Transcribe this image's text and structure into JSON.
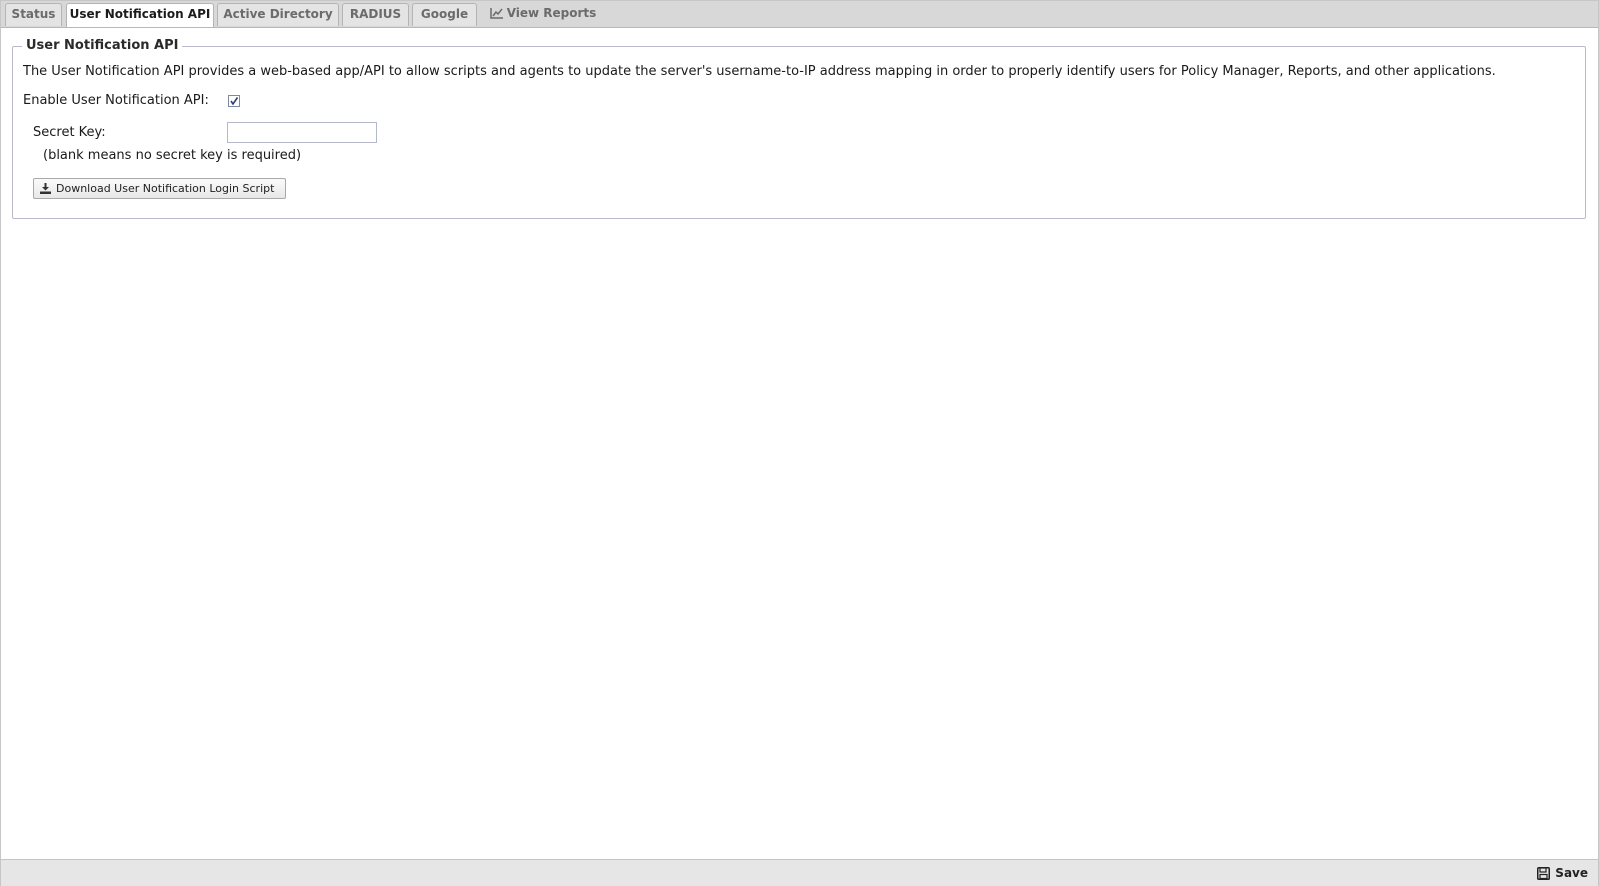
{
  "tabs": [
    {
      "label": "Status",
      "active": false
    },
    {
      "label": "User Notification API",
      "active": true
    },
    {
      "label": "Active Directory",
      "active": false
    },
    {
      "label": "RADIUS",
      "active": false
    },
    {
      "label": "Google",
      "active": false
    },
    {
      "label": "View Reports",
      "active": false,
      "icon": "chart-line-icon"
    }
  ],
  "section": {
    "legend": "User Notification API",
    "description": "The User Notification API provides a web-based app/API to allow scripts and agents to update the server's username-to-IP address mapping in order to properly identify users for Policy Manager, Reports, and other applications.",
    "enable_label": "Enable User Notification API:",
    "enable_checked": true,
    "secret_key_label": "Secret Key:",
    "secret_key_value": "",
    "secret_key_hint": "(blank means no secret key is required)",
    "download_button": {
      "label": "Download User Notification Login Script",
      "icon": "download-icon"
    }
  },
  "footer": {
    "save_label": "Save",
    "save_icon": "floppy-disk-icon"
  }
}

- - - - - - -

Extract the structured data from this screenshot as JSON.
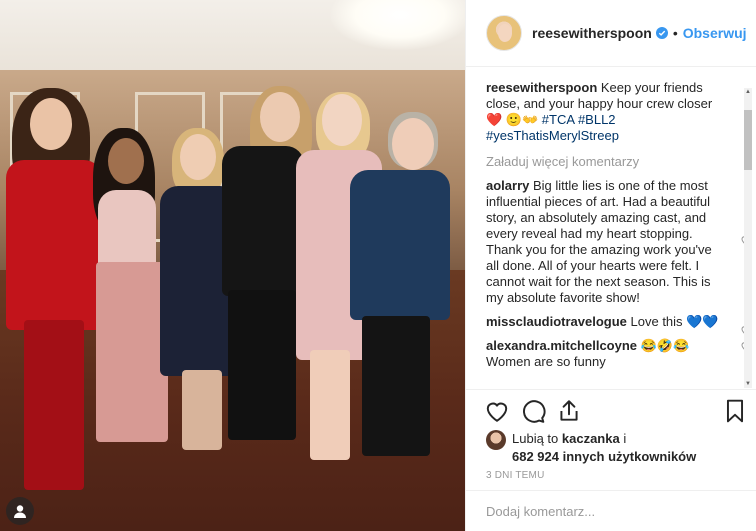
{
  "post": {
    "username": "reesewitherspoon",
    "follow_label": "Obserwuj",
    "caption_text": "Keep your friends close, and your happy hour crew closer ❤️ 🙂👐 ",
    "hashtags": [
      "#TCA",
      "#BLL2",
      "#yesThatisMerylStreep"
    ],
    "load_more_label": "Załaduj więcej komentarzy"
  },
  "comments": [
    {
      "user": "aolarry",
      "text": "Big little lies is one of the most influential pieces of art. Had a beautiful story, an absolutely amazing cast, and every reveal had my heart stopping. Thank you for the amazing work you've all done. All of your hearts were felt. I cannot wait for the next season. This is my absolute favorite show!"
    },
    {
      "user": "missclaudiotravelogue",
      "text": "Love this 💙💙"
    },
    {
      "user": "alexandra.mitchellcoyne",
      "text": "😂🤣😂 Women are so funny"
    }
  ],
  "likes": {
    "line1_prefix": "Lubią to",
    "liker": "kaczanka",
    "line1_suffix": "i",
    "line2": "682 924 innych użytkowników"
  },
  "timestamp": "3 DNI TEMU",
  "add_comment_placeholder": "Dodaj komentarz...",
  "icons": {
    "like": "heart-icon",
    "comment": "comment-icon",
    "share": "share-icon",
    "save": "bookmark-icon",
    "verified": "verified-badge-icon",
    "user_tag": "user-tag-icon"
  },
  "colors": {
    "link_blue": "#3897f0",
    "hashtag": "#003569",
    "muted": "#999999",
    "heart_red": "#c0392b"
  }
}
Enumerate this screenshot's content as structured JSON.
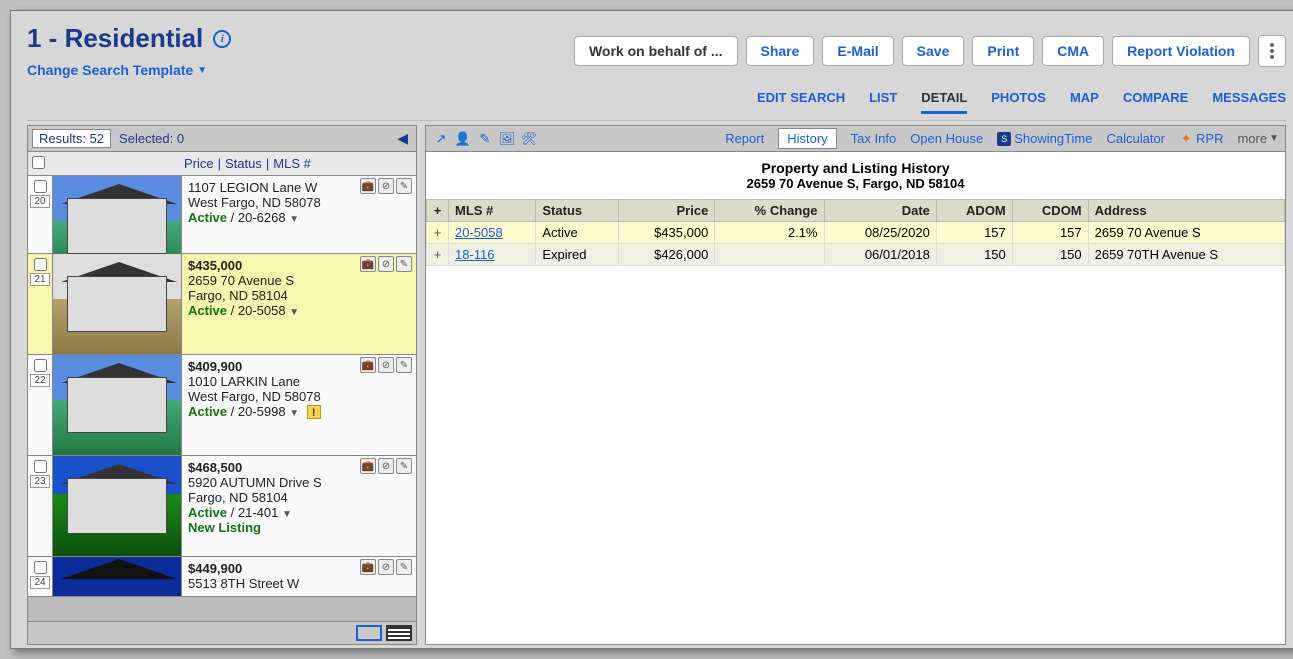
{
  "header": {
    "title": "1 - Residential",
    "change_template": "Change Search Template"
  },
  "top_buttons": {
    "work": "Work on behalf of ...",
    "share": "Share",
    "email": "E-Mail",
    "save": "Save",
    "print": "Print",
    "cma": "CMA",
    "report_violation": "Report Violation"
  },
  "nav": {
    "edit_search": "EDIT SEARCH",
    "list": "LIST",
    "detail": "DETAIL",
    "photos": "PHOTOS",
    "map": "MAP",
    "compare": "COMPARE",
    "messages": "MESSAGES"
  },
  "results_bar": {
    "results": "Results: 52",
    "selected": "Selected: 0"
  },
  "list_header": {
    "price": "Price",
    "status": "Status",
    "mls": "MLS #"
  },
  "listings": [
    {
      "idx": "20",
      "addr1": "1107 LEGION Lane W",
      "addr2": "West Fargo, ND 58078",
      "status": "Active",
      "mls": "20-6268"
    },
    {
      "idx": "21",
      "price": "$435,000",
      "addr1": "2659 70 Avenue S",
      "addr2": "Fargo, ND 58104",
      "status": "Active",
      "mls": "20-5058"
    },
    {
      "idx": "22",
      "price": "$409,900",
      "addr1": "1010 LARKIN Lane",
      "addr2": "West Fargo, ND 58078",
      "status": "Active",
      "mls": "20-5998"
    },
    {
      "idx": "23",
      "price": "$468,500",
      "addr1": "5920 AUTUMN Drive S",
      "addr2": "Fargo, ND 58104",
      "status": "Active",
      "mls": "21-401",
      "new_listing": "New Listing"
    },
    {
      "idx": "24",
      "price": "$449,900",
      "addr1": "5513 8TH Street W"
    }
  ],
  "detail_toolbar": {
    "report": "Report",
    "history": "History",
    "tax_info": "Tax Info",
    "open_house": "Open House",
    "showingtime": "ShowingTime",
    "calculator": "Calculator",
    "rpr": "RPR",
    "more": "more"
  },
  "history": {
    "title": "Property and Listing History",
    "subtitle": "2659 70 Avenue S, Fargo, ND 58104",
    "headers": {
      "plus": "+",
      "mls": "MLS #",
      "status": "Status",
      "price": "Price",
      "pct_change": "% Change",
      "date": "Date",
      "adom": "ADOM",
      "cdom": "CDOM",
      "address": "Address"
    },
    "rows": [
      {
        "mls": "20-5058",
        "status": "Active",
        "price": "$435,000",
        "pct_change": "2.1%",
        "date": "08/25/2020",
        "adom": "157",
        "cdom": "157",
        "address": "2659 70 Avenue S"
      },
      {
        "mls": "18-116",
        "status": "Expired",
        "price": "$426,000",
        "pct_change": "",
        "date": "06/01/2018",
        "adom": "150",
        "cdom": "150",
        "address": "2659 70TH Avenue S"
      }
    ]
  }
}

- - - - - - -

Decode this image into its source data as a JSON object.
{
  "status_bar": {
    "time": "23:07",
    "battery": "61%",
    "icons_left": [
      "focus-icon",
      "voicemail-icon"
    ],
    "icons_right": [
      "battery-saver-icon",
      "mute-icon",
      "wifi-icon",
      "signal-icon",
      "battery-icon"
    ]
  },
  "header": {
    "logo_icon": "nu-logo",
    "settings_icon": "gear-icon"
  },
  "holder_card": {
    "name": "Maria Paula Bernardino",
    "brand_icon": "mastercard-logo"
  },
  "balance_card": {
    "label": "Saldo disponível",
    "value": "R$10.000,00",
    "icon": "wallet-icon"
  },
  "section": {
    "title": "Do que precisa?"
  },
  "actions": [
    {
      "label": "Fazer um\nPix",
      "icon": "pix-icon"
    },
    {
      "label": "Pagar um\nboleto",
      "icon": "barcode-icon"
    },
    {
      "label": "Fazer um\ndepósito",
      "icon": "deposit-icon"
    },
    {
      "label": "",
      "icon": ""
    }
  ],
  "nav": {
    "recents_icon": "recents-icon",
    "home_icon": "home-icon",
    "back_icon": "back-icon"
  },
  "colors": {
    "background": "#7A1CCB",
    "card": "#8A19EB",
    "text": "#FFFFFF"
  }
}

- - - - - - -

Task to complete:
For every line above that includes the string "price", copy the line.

Result of this task:
    "price": "Price",
      "price": "$435,000",
      "price": "$409,900",
      "price": "$468,500",
      "price": "$449,900",
      "price": "Price",
        "price": "$435,000",
        "price": "$426,000",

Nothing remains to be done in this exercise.